n the aftermath of the financial crisis, why has the reform process been incremental yet the conditions for more rapid and abrupt transformations appeared to be available? Is there anything specific about financial policy that prevents more radical reforms? Drawing from Comparative Politics and Historical Institutionalism in particular, as well as International Political Economy, this book answers these questions by examining the particular institutional frictions that characterise global financial governance and influence the activity of change agents and veto players involved in the process of global regulatory change. The chapters in this volume collectively demonstrate that the process of change in financial rule-making as well as in the institutions governing finance does not fit with the punctuated model of policy change. The book also shows, however, that incremental changes can lead to fundamental shifts in the basic principles that inform global financial governance.When, after the Lehman collapse, housing prices declined, banks went bankrupt, production suffered and jobs were in danger, public discussions began about the causes of the crisis and the regulatory measures to be taken. In thoseanbsp;...

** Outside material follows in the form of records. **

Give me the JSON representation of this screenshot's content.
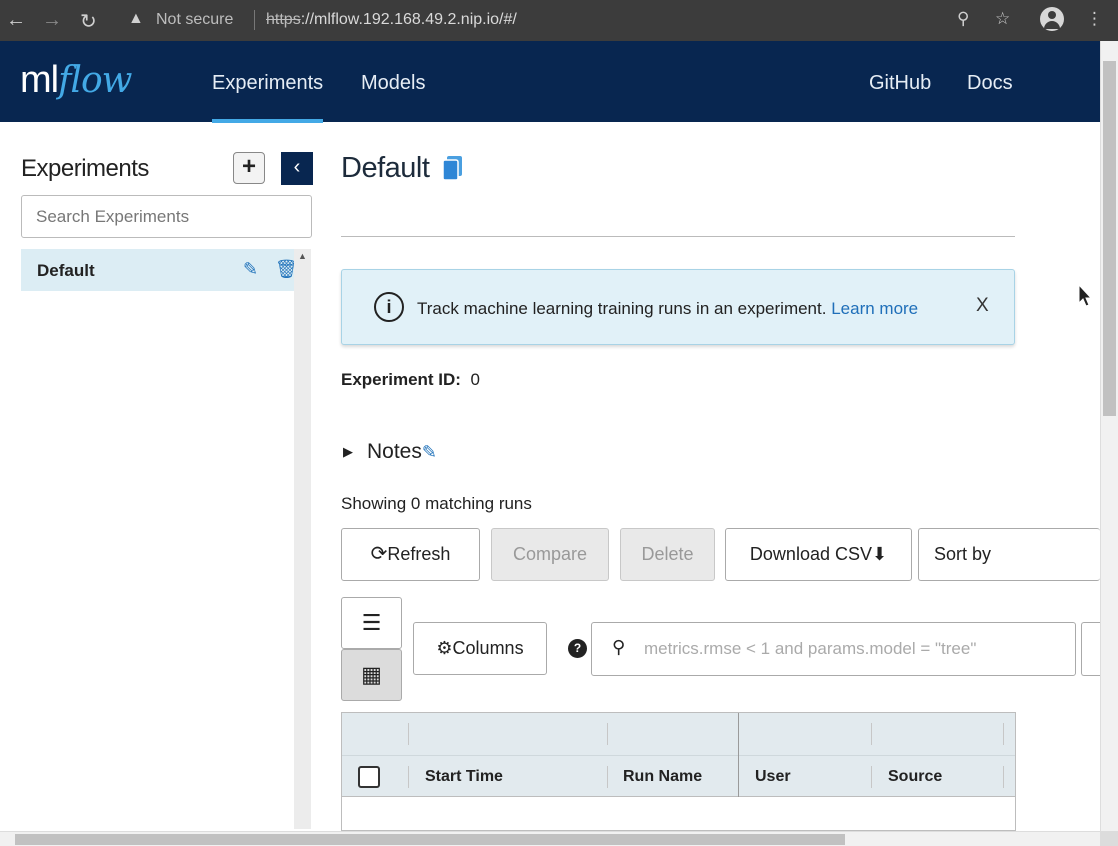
{
  "browser": {
    "security_label": "Not secure",
    "url_scheme": "https",
    "url_rest": "://mlflow.192.168.49.2.nip.io/#/"
  },
  "header": {
    "logo_ml": "ml",
    "logo_flow": "flow",
    "nav_left": [
      "Experiments",
      "Models"
    ],
    "nav_right": [
      "GitHub",
      "Docs"
    ],
    "accent_color": "#43a9e6",
    "brand_color": "#082650"
  },
  "sidebar": {
    "title": "Experiments",
    "add_label": "+",
    "search_placeholder": "Search Experiments",
    "experiments": [
      {
        "name": "Default"
      }
    ]
  },
  "main": {
    "title": "Default",
    "alert": {
      "message": "Track machine learning training runs in an experiment.",
      "link": "Learn more",
      "close": "X"
    },
    "experiment_id_label": "Experiment ID:",
    "experiment_id": "0",
    "notes_label": "Notes",
    "showing_text": "Showing 0 matching runs",
    "buttons": {
      "refresh": "Refresh",
      "compare": "Compare",
      "delete": "Delete",
      "download_csv": "Download CSV",
      "sort_by": "Sort by",
      "columns": "Columns"
    },
    "run_search_placeholder": "metrics.rmse < 1 and params.model = \"tree\"",
    "table": {
      "columns": [
        "Start Time",
        "Run Name",
        "User",
        "Source"
      ]
    }
  }
}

|Title||:||Great Expectations, Slow Transformation|
|Author||:||Manuela Moschella, Eleni Tsingou|
|Publisher||:||ECPR Press - 2014-07-01|